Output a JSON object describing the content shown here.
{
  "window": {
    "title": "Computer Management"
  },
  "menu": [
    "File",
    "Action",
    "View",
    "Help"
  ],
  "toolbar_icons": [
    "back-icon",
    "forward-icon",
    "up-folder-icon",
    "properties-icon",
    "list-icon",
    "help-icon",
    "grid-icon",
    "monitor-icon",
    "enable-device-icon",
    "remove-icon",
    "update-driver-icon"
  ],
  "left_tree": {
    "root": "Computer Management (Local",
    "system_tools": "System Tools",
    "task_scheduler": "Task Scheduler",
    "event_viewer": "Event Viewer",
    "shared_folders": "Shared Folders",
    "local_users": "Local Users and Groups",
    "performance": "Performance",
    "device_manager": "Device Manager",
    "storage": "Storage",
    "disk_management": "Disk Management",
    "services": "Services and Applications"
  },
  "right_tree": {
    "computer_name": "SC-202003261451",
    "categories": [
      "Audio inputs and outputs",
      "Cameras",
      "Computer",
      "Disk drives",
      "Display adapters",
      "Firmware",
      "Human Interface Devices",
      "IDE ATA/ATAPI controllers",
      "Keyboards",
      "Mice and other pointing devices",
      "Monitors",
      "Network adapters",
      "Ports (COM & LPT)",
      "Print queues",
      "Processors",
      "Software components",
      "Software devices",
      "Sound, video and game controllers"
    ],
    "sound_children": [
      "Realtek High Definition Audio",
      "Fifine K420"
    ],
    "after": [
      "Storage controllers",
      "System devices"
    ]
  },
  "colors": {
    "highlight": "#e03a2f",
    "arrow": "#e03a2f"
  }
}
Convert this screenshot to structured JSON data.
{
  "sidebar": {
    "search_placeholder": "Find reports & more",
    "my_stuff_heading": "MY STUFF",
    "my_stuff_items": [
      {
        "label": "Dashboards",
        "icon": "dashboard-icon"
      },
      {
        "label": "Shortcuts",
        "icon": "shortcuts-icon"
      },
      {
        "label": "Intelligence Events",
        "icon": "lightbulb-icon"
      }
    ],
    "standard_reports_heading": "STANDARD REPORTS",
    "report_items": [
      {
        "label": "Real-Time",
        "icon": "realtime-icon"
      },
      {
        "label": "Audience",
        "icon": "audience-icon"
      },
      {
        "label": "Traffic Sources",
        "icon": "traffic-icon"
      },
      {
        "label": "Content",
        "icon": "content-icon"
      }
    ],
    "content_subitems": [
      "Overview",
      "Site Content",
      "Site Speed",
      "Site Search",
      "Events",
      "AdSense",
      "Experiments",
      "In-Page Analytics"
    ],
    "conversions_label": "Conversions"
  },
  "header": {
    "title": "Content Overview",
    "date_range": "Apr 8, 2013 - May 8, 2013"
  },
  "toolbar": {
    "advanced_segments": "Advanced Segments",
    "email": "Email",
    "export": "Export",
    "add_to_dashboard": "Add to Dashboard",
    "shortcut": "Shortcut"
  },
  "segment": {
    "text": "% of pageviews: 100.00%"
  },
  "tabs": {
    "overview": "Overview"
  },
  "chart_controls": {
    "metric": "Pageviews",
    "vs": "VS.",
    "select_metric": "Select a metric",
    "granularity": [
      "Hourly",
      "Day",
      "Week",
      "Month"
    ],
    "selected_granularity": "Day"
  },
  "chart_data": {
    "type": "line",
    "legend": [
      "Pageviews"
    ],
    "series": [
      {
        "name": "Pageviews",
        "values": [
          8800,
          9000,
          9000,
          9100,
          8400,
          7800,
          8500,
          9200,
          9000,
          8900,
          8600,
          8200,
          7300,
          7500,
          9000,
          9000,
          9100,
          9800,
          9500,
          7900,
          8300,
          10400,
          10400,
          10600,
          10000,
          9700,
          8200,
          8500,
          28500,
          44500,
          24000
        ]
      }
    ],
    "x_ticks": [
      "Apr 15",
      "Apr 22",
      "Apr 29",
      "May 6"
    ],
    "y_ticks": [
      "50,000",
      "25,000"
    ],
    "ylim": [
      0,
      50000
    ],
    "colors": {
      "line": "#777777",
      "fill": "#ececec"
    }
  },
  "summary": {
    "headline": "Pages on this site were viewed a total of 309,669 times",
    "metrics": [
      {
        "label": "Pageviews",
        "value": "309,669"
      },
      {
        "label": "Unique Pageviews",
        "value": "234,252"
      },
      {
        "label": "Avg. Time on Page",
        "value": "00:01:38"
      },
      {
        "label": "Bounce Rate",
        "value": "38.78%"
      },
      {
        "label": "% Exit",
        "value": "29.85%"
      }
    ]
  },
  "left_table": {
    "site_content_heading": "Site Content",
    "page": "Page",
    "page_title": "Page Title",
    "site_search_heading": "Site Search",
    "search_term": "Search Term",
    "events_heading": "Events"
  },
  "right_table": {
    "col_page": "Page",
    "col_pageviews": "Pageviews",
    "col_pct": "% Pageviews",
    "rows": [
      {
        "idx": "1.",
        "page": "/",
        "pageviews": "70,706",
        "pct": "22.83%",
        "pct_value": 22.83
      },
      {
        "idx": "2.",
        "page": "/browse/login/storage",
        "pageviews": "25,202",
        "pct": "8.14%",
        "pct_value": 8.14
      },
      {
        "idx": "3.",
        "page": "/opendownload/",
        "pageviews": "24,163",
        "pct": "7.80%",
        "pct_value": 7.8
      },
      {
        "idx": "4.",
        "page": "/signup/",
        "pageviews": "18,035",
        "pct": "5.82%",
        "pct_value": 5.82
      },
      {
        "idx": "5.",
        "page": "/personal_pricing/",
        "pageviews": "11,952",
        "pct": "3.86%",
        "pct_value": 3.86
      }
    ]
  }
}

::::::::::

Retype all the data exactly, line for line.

### RESULT:
Output a JSON object describing the content shown here.
{
  "window": {
    "title": "Computer Management"
  },
  "menu": [
    "File",
    "Action",
    "View",
    "Help"
  ],
  "toolbar_icons": [
    "back-icon",
    "forward-icon",
    "up-folder-icon",
    "properties-icon",
    "list-icon",
    "help-icon",
    "grid-icon",
    "monitor-icon",
    "enable-device-icon",
    "remove-icon",
    "update-driver-icon"
  ],
  "left_tree": {
    "root": "Computer Management (Local",
    "system_tools": "System Tools",
    "task_scheduler": "Task Scheduler",
    "event_viewer": "Event Viewer",
    "shared_folders": "Shared Folders",
    "local_users": "Local Users and Groups",
    "performance": "Performance",
    "device_manager": "Device Manager",
    "storage": "Storage",
    "disk_management": "Disk Management",
    "services": "Services and Applications"
  },
  "right_tree": {
    "computer_name": "SC-202003261451",
    "categories": [
      "Audio inputs and outputs",
      "Cameras",
      "Computer",
      "Disk drives",
      "Display adapters",
      "Firmware",
      "Human Interface Devices",
      "IDE ATA/ATAPI controllers",
      "Keyboards",
      "Mice and other pointing devices",
      "Monitors",
      "Network adapters",
      "Ports (COM & LPT)",
      "Print queues",
      "Processors",
      "Software components",
      "Software devices",
      "Sound, video and game controllers"
    ],
    "sound_children": [
      "Realtek High Definition Audio",
      "Fifine K420"
    ],
    "after": [
      "Storage controllers",
      "System devices"
    ]
  },
  "colors": {
    "highlight": "#e03a2f",
    "arrow": "#e03a2f"
  }
}
Convert this screenshot to structured JSON data.
{
  "sidebar": {
    "search_placeholder": "Find reports & more",
    "my_stuff_heading": "MY STUFF",
    "my_stuff_items": [
      {
        "label": "Dashboards",
        "icon": "dashboard-icon"
      },
      {
        "label": "Shortcuts",
        "icon": "shortcuts-icon"
      },
      {
        "label": "Intelligence Events",
        "icon": "lightbulb-icon"
      }
    ],
    "standard_reports_heading": "STANDARD REPORTS",
    "report_items": [
      {
        "label": "Real-Time",
        "icon": "realtime-icon"
      },
      {
        "label": "Audience",
        "icon": "audience-icon"
      },
      {
        "label": "Traffic Sources",
        "icon": "traffic-icon"
      },
      {
        "label": "Content",
        "icon": "content-icon"
      }
    ],
    "content_subitems": [
      "Overview",
      "Site Content",
      "Site Speed",
      "Site Search",
      "Events",
      "AdSense",
      "Experiments",
      "In-Page Analytics"
    ],
    "conversions_label": "Conversions"
  },
  "header": {
    "title": "Content Overview",
    "date_range": "Apr 8, 2013 - May 8, 2013"
  },
  "toolbar": {
    "advanced_segments": "Advanced Segments",
    "email": "Email",
    "export": "Export",
    "add_to_dashboard": "Add to Dashboard",
    "shortcut": "Shortcut"
  },
  "segment": {
    "text": "% of pageviews: 100.00%"
  },
  "tabs": {
    "overview": "Overview"
  },
  "chart_controls": {
    "metric": "Pageviews",
    "vs": "VS.",
    "select_metric": "Select a metric",
    "granularity": [
      "Hourly",
      "Day",
      "Week",
      "Month"
    ],
    "selected_granularity": "Day"
  },
  "chart_data": {
    "type": "line",
    "legend": [
      "Pageviews"
    ],
    "series": [
      {
        "name": "Pageviews",
        "values": [
          8800,
          9000,
          9000,
          9100,
          8400,
          7800,
          8500,
          9200,
          9000,
          8900,
          8600,
          8200,
          7300,
          7500,
          9000,
          9000,
          9100,
          9800,
          9500,
          7900,
          8300,
          10400,
          10400,
          10600,
          10000,
          9700,
          8200,
          8500,
          28500,
          44500,
          24000
        ]
      }
    ],
    "x_ticks": [
      "Apr 15",
      "Apr 22",
      "Apr 29",
      "May 6"
    ],
    "y_ticks": [
      "50,000",
      "25,000"
    ],
    "ylim": [
      0,
      50000
    ],
    "colors": {
      "line": "#777777",
      "fill": "#ececec"
    }
  },
  "summary": {
    "headline": "Pages on this site were viewed a total of 309,669 times",
    "metrics": [
      {
        "label": "Pageviews",
        "value": "309,669"
      },
      {
        "label": "Unique Pageviews",
        "value": "234,252"
      },
      {
        "label": "Avg. Time on Page",
        "value": "00:01:38"
      },
      {
        "label": "Bounce Rate",
        "value": "38.78%"
      },
      {
        "label": "% Exit",
        "value": "29.85%"
      }
    ]
  },
  "left_table": {
    "site_content_heading": "Site Content",
    "page": "Page",
    "page_title": "Page Title",
    "site_search_heading": "Site Search",
    "search_term": "Search Term",
    "events_heading": "Events"
  },
  "right_table": {
    "col_page": "Page",
    "col_pageviews": "Pageviews",
    "col_pct": "% Pageviews",
    "rows": [
      {
        "idx": "1.",
        "page": "/",
        "pageviews": "70,706",
        "pct": "22.83%",
        "pct_value": 22.83
      },
      {
        "idx": "2.",
        "page": "/browse/login/storage",
        "pageviews": "25,202",
        "pct": "8.14%",
        "pct_value": 8.14
      },
      {
        "idx": "3.",
        "page": "/opendownload/",
        "pageviews": "24,163",
        "pct": "7.80%",
        "pct_value": 7.8
      },
      {
        "idx": "4.",
        "page": "/signup/",
        "pageviews": "18,035",
        "pct": "5.82%",
        "pct_value": 5.82
      },
      {
        "idx": "5.",
        "page": "/personal_pricing/",
        "pageviews": "11,952",
        "pct": "3.86%",
        "pct_value": 3.86
      }
    ]
  }
}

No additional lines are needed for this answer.